### Instructions for the task
Retype every record below exactly as it appears.
[Start of section]
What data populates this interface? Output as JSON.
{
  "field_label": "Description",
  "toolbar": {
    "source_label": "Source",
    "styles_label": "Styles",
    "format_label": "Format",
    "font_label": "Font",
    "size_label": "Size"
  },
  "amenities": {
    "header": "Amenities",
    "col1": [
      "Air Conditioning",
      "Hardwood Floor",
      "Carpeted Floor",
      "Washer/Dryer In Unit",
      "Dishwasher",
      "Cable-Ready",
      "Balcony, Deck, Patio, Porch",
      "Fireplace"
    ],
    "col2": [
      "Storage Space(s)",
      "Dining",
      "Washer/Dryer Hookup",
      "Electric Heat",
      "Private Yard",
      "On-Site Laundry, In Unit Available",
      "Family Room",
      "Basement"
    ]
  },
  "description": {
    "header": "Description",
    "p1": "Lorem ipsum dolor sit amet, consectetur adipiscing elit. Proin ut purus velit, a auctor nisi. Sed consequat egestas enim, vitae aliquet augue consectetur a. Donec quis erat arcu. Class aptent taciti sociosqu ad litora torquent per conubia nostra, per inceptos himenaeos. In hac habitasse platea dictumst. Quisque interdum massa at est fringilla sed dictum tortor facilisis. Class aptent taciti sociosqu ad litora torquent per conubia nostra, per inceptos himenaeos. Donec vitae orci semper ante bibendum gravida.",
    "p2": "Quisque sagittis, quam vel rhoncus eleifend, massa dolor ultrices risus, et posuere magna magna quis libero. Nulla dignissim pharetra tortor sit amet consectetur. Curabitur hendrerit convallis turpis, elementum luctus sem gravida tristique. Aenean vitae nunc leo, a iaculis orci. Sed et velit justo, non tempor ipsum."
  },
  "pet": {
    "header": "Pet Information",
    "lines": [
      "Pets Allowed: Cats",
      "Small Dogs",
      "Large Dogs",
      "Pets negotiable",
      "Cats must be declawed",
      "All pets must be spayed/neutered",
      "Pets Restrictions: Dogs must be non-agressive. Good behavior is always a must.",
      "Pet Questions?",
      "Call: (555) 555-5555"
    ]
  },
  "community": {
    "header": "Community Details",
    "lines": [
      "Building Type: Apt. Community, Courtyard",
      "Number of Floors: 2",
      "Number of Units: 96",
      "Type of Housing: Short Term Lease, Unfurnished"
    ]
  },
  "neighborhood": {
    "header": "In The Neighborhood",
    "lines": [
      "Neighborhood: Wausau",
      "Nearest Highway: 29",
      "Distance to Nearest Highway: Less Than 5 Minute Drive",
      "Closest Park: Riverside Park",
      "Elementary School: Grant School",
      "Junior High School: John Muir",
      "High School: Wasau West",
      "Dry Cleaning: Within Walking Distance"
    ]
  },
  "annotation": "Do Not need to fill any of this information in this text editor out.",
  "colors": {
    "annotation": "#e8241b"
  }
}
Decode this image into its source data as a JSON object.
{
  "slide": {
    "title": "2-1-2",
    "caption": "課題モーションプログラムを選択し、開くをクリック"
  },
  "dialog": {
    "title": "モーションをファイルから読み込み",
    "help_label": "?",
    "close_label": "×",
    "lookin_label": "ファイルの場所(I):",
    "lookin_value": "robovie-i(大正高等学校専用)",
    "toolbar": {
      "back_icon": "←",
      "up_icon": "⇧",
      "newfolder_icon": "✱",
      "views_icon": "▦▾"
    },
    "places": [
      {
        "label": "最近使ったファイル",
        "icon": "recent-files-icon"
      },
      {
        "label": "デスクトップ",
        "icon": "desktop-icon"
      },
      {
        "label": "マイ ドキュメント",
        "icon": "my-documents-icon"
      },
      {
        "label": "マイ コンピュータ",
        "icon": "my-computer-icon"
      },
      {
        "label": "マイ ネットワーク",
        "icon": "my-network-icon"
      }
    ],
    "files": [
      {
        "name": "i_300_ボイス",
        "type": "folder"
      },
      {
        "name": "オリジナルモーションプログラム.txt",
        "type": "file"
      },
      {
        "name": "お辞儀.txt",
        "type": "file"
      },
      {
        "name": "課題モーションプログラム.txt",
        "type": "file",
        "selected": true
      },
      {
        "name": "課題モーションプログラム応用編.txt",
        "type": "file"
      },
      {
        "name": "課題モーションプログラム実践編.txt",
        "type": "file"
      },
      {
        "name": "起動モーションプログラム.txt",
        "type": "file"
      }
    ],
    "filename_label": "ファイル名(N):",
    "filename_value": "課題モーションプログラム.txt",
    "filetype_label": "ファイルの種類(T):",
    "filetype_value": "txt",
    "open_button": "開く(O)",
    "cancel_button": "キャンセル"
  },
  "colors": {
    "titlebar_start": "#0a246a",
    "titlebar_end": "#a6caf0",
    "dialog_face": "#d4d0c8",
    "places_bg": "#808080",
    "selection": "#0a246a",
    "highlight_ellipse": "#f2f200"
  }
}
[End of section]
### Reply to the exercise
What data populates this interface? Output as JSON.
{
  "field_label": "Description",
  "toolbar": {
    "source_label": "Source",
    "styles_label": "Styles",
    "format_label": "Format",
    "font_label": "Font",
    "size_label": "Size"
  },
  "amenities": {
    "header": "Amenities",
    "col1": [
      "Air Conditioning",
      "Hardwood Floor",
      "Carpeted Floor",
      "Washer/Dryer In Unit",
      "Dishwasher",
      "Cable-Ready",
      "Balcony, Deck, Patio, Porch",
      "Fireplace"
    ],
    "col2": [
      "Storage Space(s)",
      "Dining",
      "Washer/Dryer Hookup",
      "Electric Heat",
      "Private Yard",
      "On-Site Laundry, In Unit Available",
      "Family Room",
      "Basement"
    ]
  },
  "description": {
    "header": "Description",
    "p1": "Lorem ipsum dolor sit amet, consectetur adipiscing elit. Proin ut purus velit, a auctor nisi. Sed consequat egestas enim, vitae aliquet augue consectetur a. Donec quis erat arcu. Class aptent taciti sociosqu ad litora torquent per conubia nostra, per inceptos himenaeos. In hac habitasse platea dictumst. Quisque interdum massa at est fringilla sed dictum tortor facilisis. Class aptent taciti sociosqu ad litora torquent per conubia nostra, per inceptos himenaeos. Donec vitae orci semper ante bibendum gravida.",
    "p2": "Quisque sagittis, quam vel rhoncus eleifend, massa dolor ultrices risus, et posuere magna magna quis libero. Nulla dignissim pharetra tortor sit amet consectetur. Curabitur hendrerit convallis turpis, elementum luctus sem gravida tristique. Aenean vitae nunc leo, a iaculis orci. Sed et velit justo, non tempor ipsum."
  },
  "pet": {
    "header": "Pet Information",
    "lines": [
      "Pets Allowed: Cats",
      "Small Dogs",
      "Large Dogs",
      "Pets negotiable",
      "Cats must be declawed",
      "All pets must be spayed/neutered",
      "Pets Restrictions: Dogs must be non-agressive. Good behavior is always a must.",
      "Pet Questions?",
      "Call: (555) 555-5555"
    ]
  },
  "community": {
    "header": "Community Details",
    "lines": [
      "Building Type: Apt. Community, Courtyard",
      "Number of Floors: 2",
      "Number of Units: 96",
      "Type of Housing: Short Term Lease, Unfurnished"
    ]
  },
  "neighborhood": {
    "header": "In The Neighborhood",
    "lines": [
      "Neighborhood: Wausau",
      "Nearest Highway: 29",
      "Distance to Nearest Highway: Less Than 5 Minute Drive",
      "Closest Park: Riverside Park",
      "Elementary School: Grant School",
      "Junior High School: John Muir",
      "High School: Wasau West",
      "Dry Cleaning: Within Walking Distance"
    ]
  },
  "annotation": "Do Not need to fill any of this information in this text editor out.",
  "colors": {
    "annotation": "#e8241b"
  }
}
Decode this image into its source data as a JSON object.
{
  "slide": {
    "title": "2-1-2",
    "caption": "課題モーションプログラムを選択し、開くをクリック"
  },
  "dialog": {
    "title": "モーションをファイルから読み込み",
    "help_label": "?",
    "close_label": "×",
    "lookin_label": "ファイルの場所(I):",
    "lookin_value": "robovie-i(大正高等学校専用)",
    "toolbar": {
      "back_icon": "←",
      "up_icon": "⇧",
      "newfolder_icon": "✱",
      "views_icon": "▦▾"
    },
    "places": [
      {
        "label": "最近使ったファイル",
        "icon": "recent-files-icon"
      },
      {
        "label": "デスクトップ",
        "icon": "desktop-icon"
      },
      {
        "label": "マイ ドキュメント",
        "icon": "my-documents-icon"
      },
      {
        "label": "マイ コンピュータ",
        "icon": "my-computer-icon"
      },
      {
        "label": "マイ ネットワーク",
        "icon": "my-network-icon"
      }
    ],
    "files": [
      {
        "name": "i_300_ボイス",
        "type": "folder"
      },
      {
        "name": "オリジナルモーションプログラム.txt",
        "type": "file"
      },
      {
        "name": "お辞儀.txt",
        "type": "file"
      },
      {
        "name": "課題モーションプログラム.txt",
        "type": "file",
        "selected": true
      },
      {
        "name": "課題モーションプログラム応用編.txt",
        "type": "file"
      },
      {
        "name": "課題モーションプログラム実践編.txt",
        "type": "file"
      },
      {
        "name": "起動モーションプログラム.txt",
        "type": "file"
      }
    ],
    "filename_label": "ファイル名(N):",
    "filename_value": "課題モーションプログラム.txt",
    "filetype_label": "ファイルの種類(T):",
    "filetype_value": "txt",
    "open_button": "開く(O)",
    "cancel_button": "キャンセル"
  },
  "colors": {
    "titlebar_start": "#0a246a",
    "titlebar_end": "#a6caf0",
    "dialog_face": "#d4d0c8",
    "places_bg": "#808080",
    "selection": "#0a246a",
    "highlight_ellipse": "#f2f200"
  }
}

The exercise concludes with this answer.